#### Work required:
Only the lines holding "kind" are wanted; find them in the listing and return each one.

#### Records shown:
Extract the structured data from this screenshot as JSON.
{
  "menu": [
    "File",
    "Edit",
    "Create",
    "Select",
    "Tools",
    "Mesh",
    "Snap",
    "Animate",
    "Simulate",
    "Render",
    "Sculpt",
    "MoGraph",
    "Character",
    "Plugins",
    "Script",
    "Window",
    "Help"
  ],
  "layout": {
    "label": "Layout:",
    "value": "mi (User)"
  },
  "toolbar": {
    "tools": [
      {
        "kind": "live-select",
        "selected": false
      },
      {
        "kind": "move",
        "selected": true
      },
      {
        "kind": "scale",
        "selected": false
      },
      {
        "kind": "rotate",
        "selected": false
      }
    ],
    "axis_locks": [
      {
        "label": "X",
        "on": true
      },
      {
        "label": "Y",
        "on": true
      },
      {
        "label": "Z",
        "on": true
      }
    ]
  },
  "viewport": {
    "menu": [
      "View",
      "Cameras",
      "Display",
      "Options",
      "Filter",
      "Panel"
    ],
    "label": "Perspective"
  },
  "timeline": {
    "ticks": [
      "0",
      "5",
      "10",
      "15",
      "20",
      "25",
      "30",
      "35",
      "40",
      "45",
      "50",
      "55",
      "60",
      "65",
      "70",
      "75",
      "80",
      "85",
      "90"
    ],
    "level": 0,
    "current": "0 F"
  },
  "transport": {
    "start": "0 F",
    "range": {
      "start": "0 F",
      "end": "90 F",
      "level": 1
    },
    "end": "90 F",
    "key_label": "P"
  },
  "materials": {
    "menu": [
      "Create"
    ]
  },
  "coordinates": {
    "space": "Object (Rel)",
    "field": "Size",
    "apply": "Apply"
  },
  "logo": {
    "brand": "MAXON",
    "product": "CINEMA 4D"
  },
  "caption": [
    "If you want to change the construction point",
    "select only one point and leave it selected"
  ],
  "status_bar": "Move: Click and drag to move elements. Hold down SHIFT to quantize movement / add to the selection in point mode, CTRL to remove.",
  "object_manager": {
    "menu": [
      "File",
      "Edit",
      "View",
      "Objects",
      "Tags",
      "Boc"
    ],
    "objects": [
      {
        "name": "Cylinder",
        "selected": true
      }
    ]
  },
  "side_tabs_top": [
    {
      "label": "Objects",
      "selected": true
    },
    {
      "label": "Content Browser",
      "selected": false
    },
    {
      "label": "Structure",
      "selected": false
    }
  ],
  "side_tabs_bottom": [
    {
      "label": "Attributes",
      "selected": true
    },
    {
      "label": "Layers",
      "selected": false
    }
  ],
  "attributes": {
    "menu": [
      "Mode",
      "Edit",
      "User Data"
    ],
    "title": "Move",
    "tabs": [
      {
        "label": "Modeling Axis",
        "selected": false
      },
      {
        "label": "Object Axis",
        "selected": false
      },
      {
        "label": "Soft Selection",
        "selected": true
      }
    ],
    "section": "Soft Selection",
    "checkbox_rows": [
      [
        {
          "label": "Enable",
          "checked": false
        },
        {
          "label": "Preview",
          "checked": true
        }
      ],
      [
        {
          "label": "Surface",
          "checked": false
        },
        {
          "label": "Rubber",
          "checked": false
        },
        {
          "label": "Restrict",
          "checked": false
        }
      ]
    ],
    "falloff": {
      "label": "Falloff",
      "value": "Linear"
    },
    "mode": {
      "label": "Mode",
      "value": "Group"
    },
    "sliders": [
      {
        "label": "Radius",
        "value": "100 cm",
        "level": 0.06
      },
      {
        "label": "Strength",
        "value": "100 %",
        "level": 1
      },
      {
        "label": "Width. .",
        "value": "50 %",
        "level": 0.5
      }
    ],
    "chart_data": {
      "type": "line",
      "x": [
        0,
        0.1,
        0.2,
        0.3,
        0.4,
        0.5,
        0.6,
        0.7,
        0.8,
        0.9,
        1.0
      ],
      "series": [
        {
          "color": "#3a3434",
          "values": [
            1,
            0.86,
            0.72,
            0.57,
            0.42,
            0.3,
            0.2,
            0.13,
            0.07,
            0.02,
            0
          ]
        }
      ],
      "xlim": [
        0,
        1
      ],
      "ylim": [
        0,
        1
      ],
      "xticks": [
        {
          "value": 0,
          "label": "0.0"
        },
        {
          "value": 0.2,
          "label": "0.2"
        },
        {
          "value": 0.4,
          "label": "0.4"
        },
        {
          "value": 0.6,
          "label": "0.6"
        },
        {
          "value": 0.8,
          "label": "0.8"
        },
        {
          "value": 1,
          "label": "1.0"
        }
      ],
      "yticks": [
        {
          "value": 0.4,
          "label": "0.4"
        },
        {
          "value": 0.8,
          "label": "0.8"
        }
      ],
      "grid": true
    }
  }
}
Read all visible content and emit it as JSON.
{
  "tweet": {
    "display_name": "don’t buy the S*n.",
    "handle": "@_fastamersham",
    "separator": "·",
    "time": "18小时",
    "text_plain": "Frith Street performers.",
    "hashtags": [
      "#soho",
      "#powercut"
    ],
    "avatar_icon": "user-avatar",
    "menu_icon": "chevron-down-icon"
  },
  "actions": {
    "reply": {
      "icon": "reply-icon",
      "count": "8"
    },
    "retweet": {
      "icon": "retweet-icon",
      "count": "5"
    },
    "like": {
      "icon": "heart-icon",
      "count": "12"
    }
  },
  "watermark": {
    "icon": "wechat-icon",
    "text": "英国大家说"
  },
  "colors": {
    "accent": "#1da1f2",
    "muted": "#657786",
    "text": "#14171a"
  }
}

#### Written answer:
        "kind": "live-select",
        "kind": "move",
        "kind": "scale",
        "kind": "rotate",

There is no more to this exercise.